So here is my story for explaining why we observe swings in unemployment rather than short-term wage adjustments. Under normal circumstances, most labor market transitions are toward jobs with higher pay and/or more desirable non-wage characteristics. Millions of these transitions take place each month. Therefore, a wage cut is a destructive, unsustainable policy that will alienate the firm's work force and cause its best employees to leave.
There are occasions where, from a macroeconomic perspective, a cut in wages, in either a large sector or across the board, would help to avert a surge in unemployment. However, there is no credible way for any firm to tell its employees, "You are getting a wage cut, but don't worry.
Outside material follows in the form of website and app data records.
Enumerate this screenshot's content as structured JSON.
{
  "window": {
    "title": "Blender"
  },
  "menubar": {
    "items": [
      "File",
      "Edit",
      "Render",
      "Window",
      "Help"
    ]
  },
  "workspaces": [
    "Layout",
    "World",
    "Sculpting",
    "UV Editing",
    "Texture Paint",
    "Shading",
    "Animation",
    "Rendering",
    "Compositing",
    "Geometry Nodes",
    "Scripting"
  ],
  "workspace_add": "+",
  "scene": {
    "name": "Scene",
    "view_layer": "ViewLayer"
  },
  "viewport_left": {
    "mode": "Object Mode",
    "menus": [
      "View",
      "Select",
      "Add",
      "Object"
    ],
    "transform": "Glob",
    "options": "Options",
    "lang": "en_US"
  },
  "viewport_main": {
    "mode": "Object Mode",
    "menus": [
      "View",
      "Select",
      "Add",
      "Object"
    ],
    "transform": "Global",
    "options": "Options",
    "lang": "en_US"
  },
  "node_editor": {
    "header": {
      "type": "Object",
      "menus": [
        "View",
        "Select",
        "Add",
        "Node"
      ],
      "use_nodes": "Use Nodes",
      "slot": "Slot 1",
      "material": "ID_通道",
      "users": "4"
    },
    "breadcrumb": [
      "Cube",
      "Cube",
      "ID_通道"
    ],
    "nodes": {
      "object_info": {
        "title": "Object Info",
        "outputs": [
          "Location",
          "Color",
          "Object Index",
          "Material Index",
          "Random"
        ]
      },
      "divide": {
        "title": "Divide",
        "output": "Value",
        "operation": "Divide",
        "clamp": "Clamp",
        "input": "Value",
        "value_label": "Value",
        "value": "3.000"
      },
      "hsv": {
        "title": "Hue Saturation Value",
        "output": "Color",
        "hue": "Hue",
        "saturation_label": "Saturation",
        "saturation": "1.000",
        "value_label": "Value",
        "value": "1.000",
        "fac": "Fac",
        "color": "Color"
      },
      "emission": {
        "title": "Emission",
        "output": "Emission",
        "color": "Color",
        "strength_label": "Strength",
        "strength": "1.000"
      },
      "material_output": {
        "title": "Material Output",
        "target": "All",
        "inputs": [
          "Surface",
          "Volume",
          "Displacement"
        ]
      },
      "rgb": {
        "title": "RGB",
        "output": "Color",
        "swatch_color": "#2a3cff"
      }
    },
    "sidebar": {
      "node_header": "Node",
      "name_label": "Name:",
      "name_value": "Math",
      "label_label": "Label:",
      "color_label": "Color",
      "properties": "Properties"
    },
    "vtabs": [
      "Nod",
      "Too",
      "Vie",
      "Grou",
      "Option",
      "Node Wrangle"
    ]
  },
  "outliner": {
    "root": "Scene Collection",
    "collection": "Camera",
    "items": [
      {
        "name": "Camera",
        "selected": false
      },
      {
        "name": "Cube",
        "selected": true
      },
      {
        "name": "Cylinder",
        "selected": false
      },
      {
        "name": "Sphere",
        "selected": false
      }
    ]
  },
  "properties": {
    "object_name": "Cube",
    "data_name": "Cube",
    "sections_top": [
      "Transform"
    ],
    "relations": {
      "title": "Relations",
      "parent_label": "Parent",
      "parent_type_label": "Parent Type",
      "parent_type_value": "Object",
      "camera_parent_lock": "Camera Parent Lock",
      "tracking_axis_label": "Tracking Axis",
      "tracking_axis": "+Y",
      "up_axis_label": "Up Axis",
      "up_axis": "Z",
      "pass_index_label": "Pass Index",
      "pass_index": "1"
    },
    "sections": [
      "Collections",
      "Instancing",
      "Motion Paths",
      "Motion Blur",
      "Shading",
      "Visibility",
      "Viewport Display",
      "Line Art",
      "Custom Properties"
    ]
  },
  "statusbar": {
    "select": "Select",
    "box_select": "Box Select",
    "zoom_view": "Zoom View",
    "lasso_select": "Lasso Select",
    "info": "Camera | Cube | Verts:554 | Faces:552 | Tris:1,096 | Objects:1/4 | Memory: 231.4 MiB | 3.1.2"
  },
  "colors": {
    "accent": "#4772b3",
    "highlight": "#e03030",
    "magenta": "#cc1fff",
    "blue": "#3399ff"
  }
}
It's just for macroeconomic reasons."
If this view is correct, then in times of high unemployment macroeconomic policy should aim to boost prices, presumably by expanding the money supply. Printing money should help to avert a general deflation. With sectoral imbalances, printing money should cause prices to rise in high-demand sectors, effectively reducing real wages in low-demand sectors and maintaining full employment in the latter.
Note that if sectoral imbalances are a problem, and creating general inflation in order to reduce real wages in weak sectors is the solution, then there is a Phillips Curve--a trade-off between inflation and unemployment. This model of the Phillips Curve was articulated particularly clearly by James Tobin in his address as President of the American Economic Association.
Note, however, that the Phillips Curve trade-off does not necessarily exist every instant. In order for inflation to reduce unemployment, there has to be a sectoral imbalance that is too large to be resolved by normal market forces. That may not always be the case. In fact, it may only rarely be the case.
Further reading: Martin Weitzman's book, The Share Economy, describes the macroeconomic advantages of having worker pay that varies with corporate performance. An excerpt from James Tobin's address can be found here.